- Prior to first use, you should get a step-by-step demonstration from a doctor or a nurse
- First, remove the outer, then the inner cap
- Discard the inner cap, but save the outer one for later
- Don’t forget to use a new needle for every dose
- Check the flow (see in leaflet)
- Select your dose using selector (see in leaflet)
- The needle should be inserted underneath the skin and not in a vein and muscle – to be safe, it is recommended to administer the medicine to the front of your thigh, upper arm or front of your waist
- After inserting the needle, keep it in place for six seconds during which you should keep the button pushed down
- Place the outer cap on the needle and unscrew it before disposing of it
- Put the pen aside without needle inside
- Never exceed the prescribed dose
- If you miss a dose, take it when you remember provided it will be within 12 hours of the time you were supposed to take it – otherwise, just continue as usual
- Never exceed the prescribed dose – if you do, ask your doctor or emergency service for advice
Are there any documented Victoza side effects?
Yes, as is the case with all prescription medicines, Victoza too comes with an array of potential side effects. What you should be most careful about is the possibility of a severe allergic reaction or hypoglycaemia – if you notice any symptoms indicative of these issues, contact your doctor or emergency service immediately.
Other documented side effects are not as dangerous, but can be rather uncomfortable. Here we will cover just some of them. Consult the leaflet for the full list.
Frequency of occurrence
Very common (1 in 10 users or more)
Diarrhoea, feeling sick
Common (1 in 10 users or less)
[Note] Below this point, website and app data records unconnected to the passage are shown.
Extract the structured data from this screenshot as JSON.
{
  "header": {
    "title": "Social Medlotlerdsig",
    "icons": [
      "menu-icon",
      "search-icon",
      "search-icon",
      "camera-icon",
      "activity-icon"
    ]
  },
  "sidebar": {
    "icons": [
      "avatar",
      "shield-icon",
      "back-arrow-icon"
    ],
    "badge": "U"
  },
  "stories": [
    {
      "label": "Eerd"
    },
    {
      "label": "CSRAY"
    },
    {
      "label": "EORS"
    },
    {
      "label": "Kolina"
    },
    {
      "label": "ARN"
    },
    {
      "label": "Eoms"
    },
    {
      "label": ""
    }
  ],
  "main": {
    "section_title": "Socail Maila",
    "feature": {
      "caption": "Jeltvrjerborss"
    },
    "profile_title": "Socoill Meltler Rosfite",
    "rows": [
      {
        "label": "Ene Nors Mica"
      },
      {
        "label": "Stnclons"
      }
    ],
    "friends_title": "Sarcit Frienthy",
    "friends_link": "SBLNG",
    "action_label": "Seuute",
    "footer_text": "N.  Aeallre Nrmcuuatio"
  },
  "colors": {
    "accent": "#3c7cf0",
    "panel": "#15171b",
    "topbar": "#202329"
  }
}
Headache, nausea, indigestion, gastritis, flatulence, constipation and stomach discomfort, dizziness, increased heart rate, irritation at the site of application
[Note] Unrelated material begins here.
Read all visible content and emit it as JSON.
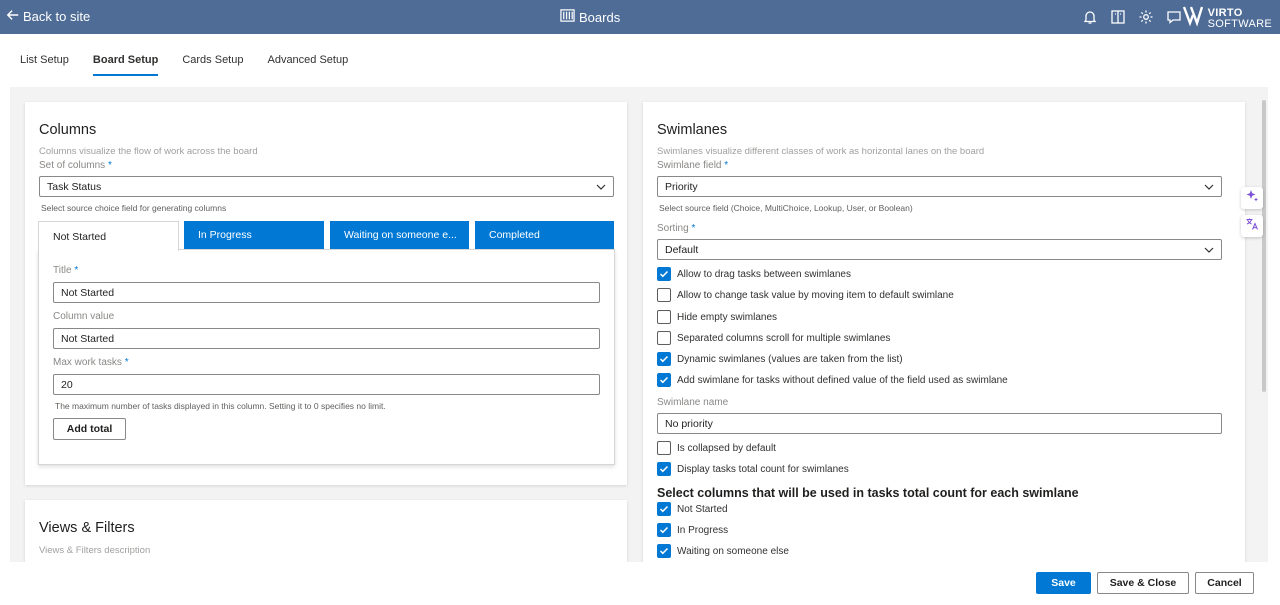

Uncommon (1 in 100 users)
Pruritus, urticarial, dehydration, general malaise
Is Victoza safe for me?
Of course, only your doctor can give you a precise answer to this question after thoroughly reviewing your medical history and medical profile. However, there are some circumstances that might make Victoza use contraindicated for you. This may be the case if you are using any of the following medicaments:
Alternatively, you might be advised against using this medicine if you are affected (or have been recently affected) by following conditions:
- Type-1 diabetes
- Diabetic ketoacidosis
- Severe kidney disease
- Liver disease
- Heart failure
- Inflammatory bowel disease
- Acute pancreatitis
- Thyroid disease
Furthermore, it is important to note that this medicine is not suitable for women who are pregnant or are currently breastfeeding.